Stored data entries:
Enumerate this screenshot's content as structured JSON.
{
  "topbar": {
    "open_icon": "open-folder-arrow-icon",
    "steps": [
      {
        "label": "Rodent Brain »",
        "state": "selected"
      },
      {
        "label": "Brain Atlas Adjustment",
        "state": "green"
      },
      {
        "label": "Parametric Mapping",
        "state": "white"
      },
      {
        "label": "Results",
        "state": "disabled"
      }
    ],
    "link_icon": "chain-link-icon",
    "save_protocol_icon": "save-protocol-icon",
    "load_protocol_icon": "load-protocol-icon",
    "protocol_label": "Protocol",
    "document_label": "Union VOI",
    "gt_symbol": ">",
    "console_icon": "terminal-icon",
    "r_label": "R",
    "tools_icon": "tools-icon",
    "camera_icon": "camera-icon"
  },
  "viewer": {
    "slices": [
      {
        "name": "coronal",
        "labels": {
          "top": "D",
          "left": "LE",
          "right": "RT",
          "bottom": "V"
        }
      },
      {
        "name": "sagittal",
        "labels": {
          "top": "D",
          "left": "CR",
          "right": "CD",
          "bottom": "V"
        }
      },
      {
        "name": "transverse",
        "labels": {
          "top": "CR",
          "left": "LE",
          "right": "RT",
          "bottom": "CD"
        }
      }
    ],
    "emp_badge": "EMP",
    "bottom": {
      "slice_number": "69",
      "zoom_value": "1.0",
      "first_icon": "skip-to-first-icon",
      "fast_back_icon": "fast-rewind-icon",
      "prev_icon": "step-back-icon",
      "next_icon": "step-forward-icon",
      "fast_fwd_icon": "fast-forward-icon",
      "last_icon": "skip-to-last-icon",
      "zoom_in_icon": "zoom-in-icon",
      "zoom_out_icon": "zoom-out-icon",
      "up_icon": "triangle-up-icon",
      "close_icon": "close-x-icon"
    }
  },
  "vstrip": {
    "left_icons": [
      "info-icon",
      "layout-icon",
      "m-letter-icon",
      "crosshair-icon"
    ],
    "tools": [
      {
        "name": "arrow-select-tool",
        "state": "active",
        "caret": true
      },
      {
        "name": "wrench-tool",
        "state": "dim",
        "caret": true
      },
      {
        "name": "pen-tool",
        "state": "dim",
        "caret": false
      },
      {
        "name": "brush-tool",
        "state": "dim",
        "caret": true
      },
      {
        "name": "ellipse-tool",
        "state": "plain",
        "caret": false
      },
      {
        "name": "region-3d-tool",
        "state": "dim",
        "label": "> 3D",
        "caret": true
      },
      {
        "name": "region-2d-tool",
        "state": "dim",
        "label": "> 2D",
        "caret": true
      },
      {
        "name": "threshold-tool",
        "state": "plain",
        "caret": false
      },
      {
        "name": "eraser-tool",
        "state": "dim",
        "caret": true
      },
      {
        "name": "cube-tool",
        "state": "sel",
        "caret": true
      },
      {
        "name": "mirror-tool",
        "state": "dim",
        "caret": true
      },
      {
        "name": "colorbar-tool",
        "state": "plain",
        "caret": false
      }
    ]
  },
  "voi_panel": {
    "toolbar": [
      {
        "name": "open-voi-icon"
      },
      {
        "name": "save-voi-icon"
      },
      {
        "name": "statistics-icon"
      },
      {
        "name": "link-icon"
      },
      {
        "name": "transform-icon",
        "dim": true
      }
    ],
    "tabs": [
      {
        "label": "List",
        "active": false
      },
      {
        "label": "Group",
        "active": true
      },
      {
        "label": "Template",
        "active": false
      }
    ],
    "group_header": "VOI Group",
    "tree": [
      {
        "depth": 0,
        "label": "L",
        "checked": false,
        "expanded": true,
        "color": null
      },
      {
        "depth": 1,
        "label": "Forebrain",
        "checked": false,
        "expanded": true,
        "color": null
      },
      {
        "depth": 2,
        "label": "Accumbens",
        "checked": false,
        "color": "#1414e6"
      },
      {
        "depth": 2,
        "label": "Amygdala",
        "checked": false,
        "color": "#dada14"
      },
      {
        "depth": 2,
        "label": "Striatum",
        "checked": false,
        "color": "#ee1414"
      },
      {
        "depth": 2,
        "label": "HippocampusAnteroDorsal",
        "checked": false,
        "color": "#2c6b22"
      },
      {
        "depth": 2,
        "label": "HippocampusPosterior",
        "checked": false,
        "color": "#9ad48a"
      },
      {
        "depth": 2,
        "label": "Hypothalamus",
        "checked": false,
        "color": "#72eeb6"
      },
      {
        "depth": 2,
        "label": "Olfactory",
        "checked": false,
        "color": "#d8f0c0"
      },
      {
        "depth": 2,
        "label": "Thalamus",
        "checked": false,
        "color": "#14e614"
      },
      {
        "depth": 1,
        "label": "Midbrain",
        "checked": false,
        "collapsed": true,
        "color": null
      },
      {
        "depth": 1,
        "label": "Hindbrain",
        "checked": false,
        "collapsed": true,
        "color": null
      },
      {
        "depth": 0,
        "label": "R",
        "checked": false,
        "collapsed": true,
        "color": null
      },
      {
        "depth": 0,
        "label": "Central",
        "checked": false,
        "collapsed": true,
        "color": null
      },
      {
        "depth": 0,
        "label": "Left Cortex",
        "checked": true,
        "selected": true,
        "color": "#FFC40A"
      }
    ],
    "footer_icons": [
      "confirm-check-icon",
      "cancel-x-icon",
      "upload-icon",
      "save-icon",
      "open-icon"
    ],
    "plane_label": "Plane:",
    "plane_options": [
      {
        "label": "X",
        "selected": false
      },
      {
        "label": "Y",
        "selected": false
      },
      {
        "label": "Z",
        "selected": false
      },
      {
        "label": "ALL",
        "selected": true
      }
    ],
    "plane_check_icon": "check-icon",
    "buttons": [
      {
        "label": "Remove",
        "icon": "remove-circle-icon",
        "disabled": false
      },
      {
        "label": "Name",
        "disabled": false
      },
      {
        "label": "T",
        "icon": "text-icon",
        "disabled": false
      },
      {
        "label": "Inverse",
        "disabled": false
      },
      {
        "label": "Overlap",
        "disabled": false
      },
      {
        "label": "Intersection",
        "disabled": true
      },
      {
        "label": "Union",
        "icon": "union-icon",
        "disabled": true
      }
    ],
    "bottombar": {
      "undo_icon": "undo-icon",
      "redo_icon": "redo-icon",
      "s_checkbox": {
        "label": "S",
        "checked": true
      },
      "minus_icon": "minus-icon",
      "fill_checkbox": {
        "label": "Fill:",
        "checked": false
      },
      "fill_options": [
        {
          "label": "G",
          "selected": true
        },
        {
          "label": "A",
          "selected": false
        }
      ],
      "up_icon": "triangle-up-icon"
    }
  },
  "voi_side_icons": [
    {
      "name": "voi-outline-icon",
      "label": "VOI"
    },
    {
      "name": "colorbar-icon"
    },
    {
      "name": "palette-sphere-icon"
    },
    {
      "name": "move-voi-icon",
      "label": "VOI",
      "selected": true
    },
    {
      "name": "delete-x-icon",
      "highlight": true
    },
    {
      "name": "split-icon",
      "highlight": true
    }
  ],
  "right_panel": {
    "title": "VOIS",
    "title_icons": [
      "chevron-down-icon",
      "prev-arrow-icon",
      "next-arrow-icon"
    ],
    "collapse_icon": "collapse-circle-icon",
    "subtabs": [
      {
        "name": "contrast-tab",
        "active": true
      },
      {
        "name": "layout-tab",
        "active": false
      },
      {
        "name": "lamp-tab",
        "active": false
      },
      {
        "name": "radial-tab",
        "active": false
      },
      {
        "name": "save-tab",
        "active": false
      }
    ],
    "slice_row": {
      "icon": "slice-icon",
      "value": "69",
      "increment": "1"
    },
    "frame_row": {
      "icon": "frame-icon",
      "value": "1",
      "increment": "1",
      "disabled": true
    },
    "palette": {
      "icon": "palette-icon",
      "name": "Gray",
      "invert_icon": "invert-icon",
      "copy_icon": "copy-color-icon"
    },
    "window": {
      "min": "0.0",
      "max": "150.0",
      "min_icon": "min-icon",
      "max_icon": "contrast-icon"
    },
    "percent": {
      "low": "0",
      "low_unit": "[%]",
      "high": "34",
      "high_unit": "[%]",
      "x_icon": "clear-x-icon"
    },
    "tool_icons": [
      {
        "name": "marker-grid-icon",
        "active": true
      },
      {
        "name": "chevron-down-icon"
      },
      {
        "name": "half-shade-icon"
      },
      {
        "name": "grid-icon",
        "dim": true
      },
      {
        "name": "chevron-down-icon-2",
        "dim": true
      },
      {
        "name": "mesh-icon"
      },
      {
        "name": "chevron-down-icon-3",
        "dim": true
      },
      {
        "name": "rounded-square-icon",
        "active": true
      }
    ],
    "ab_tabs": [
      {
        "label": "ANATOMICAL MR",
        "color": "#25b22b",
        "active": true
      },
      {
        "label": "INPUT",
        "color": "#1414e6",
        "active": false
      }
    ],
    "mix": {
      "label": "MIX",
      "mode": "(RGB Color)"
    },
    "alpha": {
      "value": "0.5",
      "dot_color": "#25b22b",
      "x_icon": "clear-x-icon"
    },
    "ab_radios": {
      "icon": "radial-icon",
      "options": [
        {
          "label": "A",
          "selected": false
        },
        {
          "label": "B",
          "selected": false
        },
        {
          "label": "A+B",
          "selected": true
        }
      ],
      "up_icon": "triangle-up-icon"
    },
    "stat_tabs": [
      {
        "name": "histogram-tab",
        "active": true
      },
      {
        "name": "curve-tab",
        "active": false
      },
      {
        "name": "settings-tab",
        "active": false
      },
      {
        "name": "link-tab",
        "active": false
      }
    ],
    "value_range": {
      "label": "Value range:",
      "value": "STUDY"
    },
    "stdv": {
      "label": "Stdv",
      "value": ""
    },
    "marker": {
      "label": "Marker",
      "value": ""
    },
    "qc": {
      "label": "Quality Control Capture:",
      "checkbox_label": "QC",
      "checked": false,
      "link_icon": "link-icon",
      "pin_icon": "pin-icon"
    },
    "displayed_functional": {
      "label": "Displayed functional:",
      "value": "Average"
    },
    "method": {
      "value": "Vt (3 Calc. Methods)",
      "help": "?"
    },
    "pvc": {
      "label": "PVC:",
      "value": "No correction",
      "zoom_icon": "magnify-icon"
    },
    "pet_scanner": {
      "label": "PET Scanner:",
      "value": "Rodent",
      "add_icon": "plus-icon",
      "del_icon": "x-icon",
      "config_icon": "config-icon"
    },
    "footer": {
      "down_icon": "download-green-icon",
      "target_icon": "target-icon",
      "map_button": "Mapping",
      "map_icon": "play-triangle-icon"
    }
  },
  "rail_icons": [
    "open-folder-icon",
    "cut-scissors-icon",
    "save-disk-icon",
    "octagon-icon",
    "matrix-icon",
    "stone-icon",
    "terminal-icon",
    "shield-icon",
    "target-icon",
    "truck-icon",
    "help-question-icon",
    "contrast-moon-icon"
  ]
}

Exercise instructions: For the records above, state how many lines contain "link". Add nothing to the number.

Result of this task: 4